Main Content:


Breadcrumb Navigation:

Home>Cutting the Cord: Breaking Unhealthy Dependencies That Impact Your Partner

Bookmark and Share

Cutting the Cord: Breaking Unhealthy Dependencies That Impact Your Partner

Cutting the CordApron strings. Umbilical cord.

Whatever the ties that bind you to your parents, these same ties may bind your future spouse as well. And he or she may not appreciate it.

Perhaps you like talking to your mom several times a day. There is no guarantee your fiancé won’t find it annoying. Maybe your dad is in the habit of popping by unannounced—your future spouse may fail to see the charm. Or perhaps you are totally comfortable discussing the most intimate aspects of your love life with your mom or dad. But this practice may make your partner cringe.

Marriage means starting a new family together. That doesn’t mean you leave your parents by the wayside, but some adjustments to your old family dynamic are inevitable, even essential, to the health of your marriage. So how do you "cut the cord" without cutting off a lifeline? And how do you respect your partner’s wishes for boundaries in your relationship with your parents without disrespecting the people who raised you?

Dealing with Co-Dependency Issues

  • Accept that your fiancé may never be as fond of your parents as you are.
    Hopefully, your fiancé will grow to love and respect your parents, or at least get along with them. But expecting your fiancé to share the same measure of enthusiasm for your parents is not realistic.
  • Respect your partner’s need for privacy.
    If you need to process private details of your relationship with someone other than your partner, he or she may prefer this be with a friend, rather than a family member. Because for some of us, having our parents-in-law know our intimate business is just plain icky.
  • Set good boundaries and set them early.
    Defining boundaries with parents early on can spare you grief later in your marriage. Determine how much time you will spend with your parents, where you will spend it and how much you will share about your marriage with them. Deciding how you will handle competing holiday demands is especially critical.
  • Shield your future spouse.
    Maybe you still like having brunch every weekend with your parents, but your fiancé is less than enthused. Strike a compromise—maybe brunch once or twice a month is enough. Or tell your parents you might like to keep the tradition limited to just the three of you—they might secretly like the extra time alone with you. When it comes to in-laws, a little absence can indeed make the heart grow fonder.
  • Help your fiancé understand your special bond.
    Maybe you adore your parents. Maybe you aren’t even all that close to them. Either way, it can hurt when your partner criticizes your parents. It is one thing for you to critique your family; it is another thing for someone else to do the same. We feel a natural protectiveness towards our blood relations, even when they have wounded us. Help your partner understand that while you may need to vent about your parents’ flaws, an overly enthusiastic agreement from them may not be what you are looking for in their response.
  • Establish appropriate domains.
    When you are in your mother’s house, you play by her rules. When she is in your house, though, she needs to respect yours. When it comes to managing your house or managing your children, your parents need to respect the autonomy of you and your spouse. If your parents overstep their authority in either of these realms, you need to respectively assert your independence in these two critical domains.
  • Don’t gang up on your spouse.
    It’s nice to have an ally when you encounter marital tensions. But don’t gang up on your partner by enlisting your parents against your spouse. You are an adult and you need to fight your own fights. Your parents are likely highly protective of you and sharing even minor offenses committed by your fiancé may be remembered by your parents for years to come. As much as you’d like your future spouse to like your parents, you probably want your parents to like your spouse too. Recounting all the petty dirt on your partner can quickly and unfairly deteriorate your parents’ opinion of your future spouse.

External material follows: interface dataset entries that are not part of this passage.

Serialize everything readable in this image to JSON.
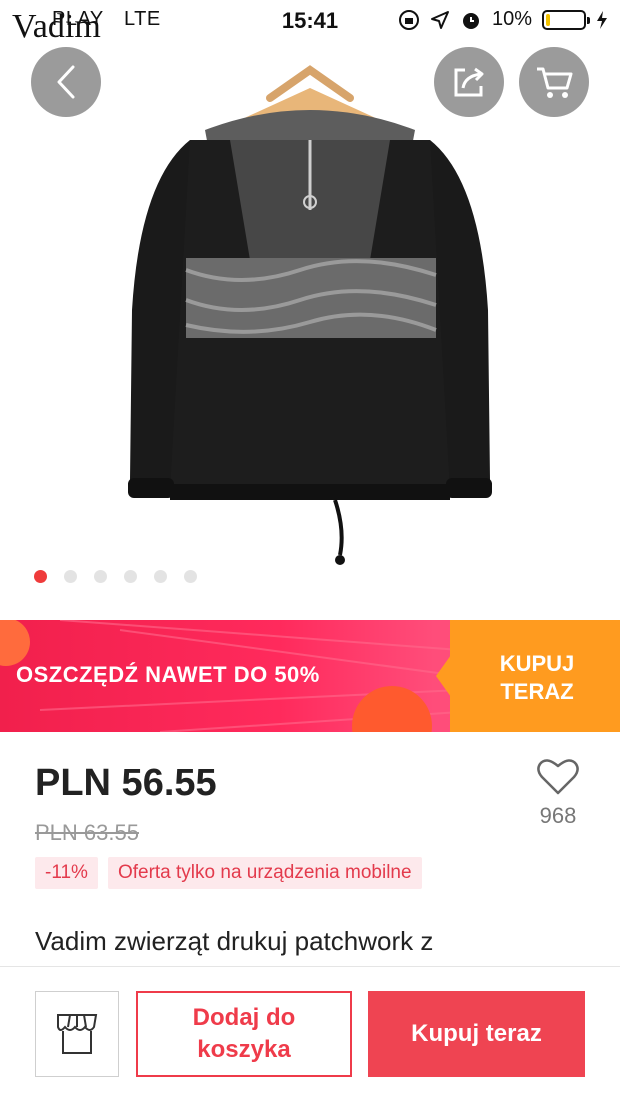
{
  "status_bar": {
    "carrier": "PLAY",
    "network": "LTE",
    "brand_overlay": "Vadim",
    "time": "15:41",
    "battery": "10%",
    "battery_level": 0.1,
    "icons": [
      "signal-icon",
      "orientation-lock-icon",
      "location-icon",
      "alarm-icon",
      "battery-icon",
      "charging-icon"
    ]
  },
  "gallery": {
    "image_count": 6,
    "active_index": 0,
    "buttons": [
      "back-icon",
      "share-icon",
      "cart-icon"
    ]
  },
  "promo": {
    "text": "OSZCZĘDŹ NAWET DO 50%",
    "cta_line1": "KUPUJ",
    "cta_line2": "TERAZ",
    "colors": {
      "banner": "#f1204c",
      "cta": "#ff9b1f"
    }
  },
  "product": {
    "price": "PLN 56.55",
    "old_price": "PLN 63.55",
    "discount_badge": "-11%",
    "mobile_offer_badge": "Oferta tylko na urządzenia mobilne",
    "wishlist_count": "968",
    "title": "Vadim zwierząt drukuj patchwork z"
  },
  "bottom_bar": {
    "store_icon": "store-icon",
    "add_to_cart_line1": "Dodaj do",
    "add_to_cart_line2": "koszyka",
    "buy_now": "Kupuj teraz",
    "accent": "#ef4452"
  }
}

We are all bound to our parents in complex ways that can be beautiful, confounding, and infuriating. But the ties that bind us to our parents should never be used to oppress our spouses. As you plan for a new life with your partner, be sure you establish healthy boundaries with parents—boundaries that allow your new marriage to thrive.